When you swipe a credit or debit card at the store, you’re done with the transaction instantly. So why can’t your account statement keep up? If you’ve wondered why it takes so long for purchases to show up on your credit card statement or withdraw from a bank, it’s because of a long, complicated process behind the scenes.

When did I pay my CC card bill?

Closed 4 years ago. I paid my CC bill last Friday morning. The payment appeared in my CC account that same day. But now, 3 days later, the money still hasn’t left my checking account (which is in a different bank). I did verify that I used that checking account for payment.

What happens if you don’t get a credit card payment?

The amount of time this takes actually can vary significantly from bank to bank. You do want to make sure funds are available in your bank account for them to withdraw when they do take them though. If not, the payment would get returned and can set red flags on your credit card account that take a while to drop off.

Is it normal to get paid on a credit card?
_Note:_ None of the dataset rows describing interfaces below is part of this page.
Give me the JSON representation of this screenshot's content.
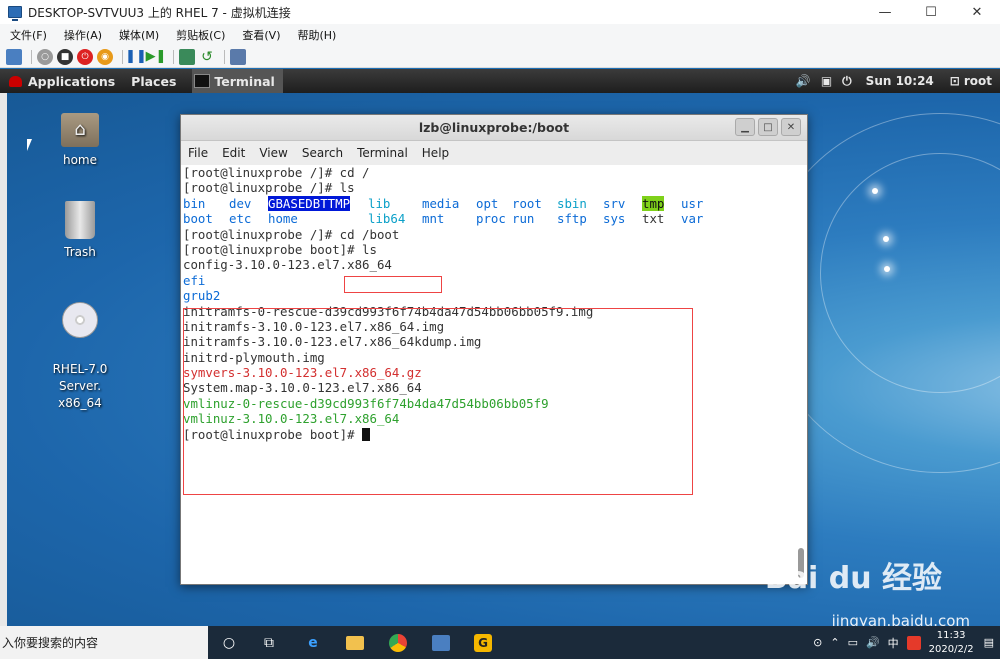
{
  "host": {
    "title": "DESKTOP-SVTVUU3 上的 RHEL 7 - 虚拟机连接",
    "menu": [
      "文件(F)",
      "操作(A)",
      "媒体(M)",
      "剪贴板(C)",
      "查看(V)",
      "帮助(H)"
    ]
  },
  "gnome": {
    "applications": "Applications",
    "places": "Places",
    "terminal_task": "Terminal",
    "clock": "Sun 10:24",
    "user": "root"
  },
  "desktop": {
    "icons": [
      {
        "label": "home"
      },
      {
        "label": "Trash"
      },
      {
        "label": "RHEL-7.0 Server.\nx86_64"
      }
    ]
  },
  "terminal": {
    "title": "lzb@linuxprobe:/boot",
    "menu": [
      "File",
      "Edit",
      "View",
      "Search",
      "Terminal",
      "Help"
    ],
    "lines": [
      "[root@linuxprobe /]# cd /",
      "[root@linuxprobe /]# ls"
    ],
    "ls_row1": [
      "bin",
      "dev",
      "GBASEDBTTMP",
      "lib",
      "media",
      "opt",
      "root",
      "sbin",
      "srv",
      "tmp",
      "usr"
    ],
    "ls_row2": [
      "boot",
      "etc",
      "home",
      "lib64",
      "mnt",
      "proc",
      "run",
      "sftp",
      "sys",
      "txt",
      "var"
    ],
    "cd_prompt": "[root@linuxprobe /]# ",
    "cd_cmd": "cd /boot",
    "ls_boot_cmd": "[root@linuxprobe boot]# ls",
    "boot_files": [
      {
        "name": "config-3.10.0-123.el7.x86_64",
        "color": "default"
      },
      {
        "name": "efi",
        "color": "blue"
      },
      {
        "name": "grub2",
        "color": "blue"
      },
      {
        "name": "initramfs-0-rescue-d39cd993f6f74b4da47d54bb06bb05f9.img",
        "color": "default"
      },
      {
        "name": "initramfs-3.10.0-123.el7.x86_64.img",
        "color": "default"
      },
      {
        "name": "initramfs-3.10.0-123.el7.x86_64kdump.img",
        "color": "default"
      },
      {
        "name": "initrd-plymouth.img",
        "color": "default"
      },
      {
        "name": "symvers-3.10.0-123.el7.x86_64.gz",
        "color": "red"
      },
      {
        "name": "System.map-3.10.0-123.el7.x86_64",
        "color": "default"
      },
      {
        "name": "vmlinuz-0-rescue-d39cd993f6f74b4da47d54bb06bb05f9",
        "color": "green"
      },
      {
        "name": "vmlinuz-3.10.0-123.el7.x86_64",
        "color": "green"
      }
    ],
    "final_prompt": "[root@linuxprobe boot]# "
  },
  "taskbar": {
    "search_placeholder": "在这里输入你要搜索的内容",
    "search_visible": "入你要搜索的内容",
    "time": "11:33",
    "date": "2020/2/2",
    "ime": "中"
  },
  "watermark": {
    "brand": "Bai du 经验",
    "url": "jingyan.baidu.com"
  }
}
This is normal for credit cards. As long as you make the credit card company’s cutoff time, they will make the funds available on your credit card rather than make you wait for them to actually get the funds from your bank. The amount of time this takes actually can vary significantly from bank to bank.